THURSDAY, June 1 (HealthDay News) -- Patients with early small cell lung cancer who have pulmonary resection surgery with a curative intent have a better median survival rate than those with a palliative procedure, and the surgery has a low morbidity and mortality for those with stage I or II cancer, according to a study published in the May issue of Mayo Clinic Proceedings.
Vidhan Chandra, M.D., of the Mayo Clinic College of Medicine in Rochester, Minn., and colleagues analyzed data on 77 patients of the Mayo Clinic who underwent thoracotomy for small cell lung cancer from 1985 to 2002. There were 44 male and 33 female patients with a median age of 65 years, and the procedures performed included wedge excision (30 patients), lobectomy (28 patients) and thoracotomy with biopsy of hilar mass (10 patients). Operative mortality was 2.6 percent and nearly 25 percent of patients had complications, such as atrial arrhythmia.
The patients were followed up for between four days and 170 months with a median of 19 months. Twenty patients were alive at the last follow-up and the overall five-year survival was 27 percent, excluding 10 patients who only underwent biopsy and did not have any further surgery. The five-year survival rate for stage I and stage II cases was 38 percent and for stage III and IV cases was 16 percent.
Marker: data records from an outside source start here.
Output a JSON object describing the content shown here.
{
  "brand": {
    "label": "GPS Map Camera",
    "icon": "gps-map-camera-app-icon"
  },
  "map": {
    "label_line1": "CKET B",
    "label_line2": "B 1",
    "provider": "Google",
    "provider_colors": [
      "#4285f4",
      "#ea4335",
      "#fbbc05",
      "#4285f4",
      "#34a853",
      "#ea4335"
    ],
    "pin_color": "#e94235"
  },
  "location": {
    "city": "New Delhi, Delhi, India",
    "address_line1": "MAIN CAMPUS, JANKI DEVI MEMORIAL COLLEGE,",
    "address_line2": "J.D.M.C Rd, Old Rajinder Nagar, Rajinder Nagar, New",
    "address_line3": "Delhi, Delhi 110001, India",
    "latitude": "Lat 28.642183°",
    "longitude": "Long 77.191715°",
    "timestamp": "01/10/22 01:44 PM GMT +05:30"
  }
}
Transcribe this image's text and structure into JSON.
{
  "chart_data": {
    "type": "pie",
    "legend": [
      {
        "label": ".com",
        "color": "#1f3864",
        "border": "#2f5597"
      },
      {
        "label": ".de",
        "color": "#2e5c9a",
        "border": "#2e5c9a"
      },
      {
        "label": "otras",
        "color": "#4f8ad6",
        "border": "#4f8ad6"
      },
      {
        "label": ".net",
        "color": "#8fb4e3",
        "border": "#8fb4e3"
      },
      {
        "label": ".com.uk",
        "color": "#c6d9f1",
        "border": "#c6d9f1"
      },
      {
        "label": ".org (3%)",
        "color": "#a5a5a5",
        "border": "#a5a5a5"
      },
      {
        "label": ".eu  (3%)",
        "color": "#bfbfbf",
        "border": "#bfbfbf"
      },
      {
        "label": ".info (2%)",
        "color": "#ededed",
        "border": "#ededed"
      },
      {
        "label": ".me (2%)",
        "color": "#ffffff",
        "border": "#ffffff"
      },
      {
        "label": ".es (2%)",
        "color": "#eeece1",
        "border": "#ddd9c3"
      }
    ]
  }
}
"Median survival for patients who underwent curative surgery was 25 months compared with 16 months for those who had a palliative procedure. Pulmonary resection in patients with stage I or stage II small cell lung cancer is safe with low mortality and morbidity," the authors conclude.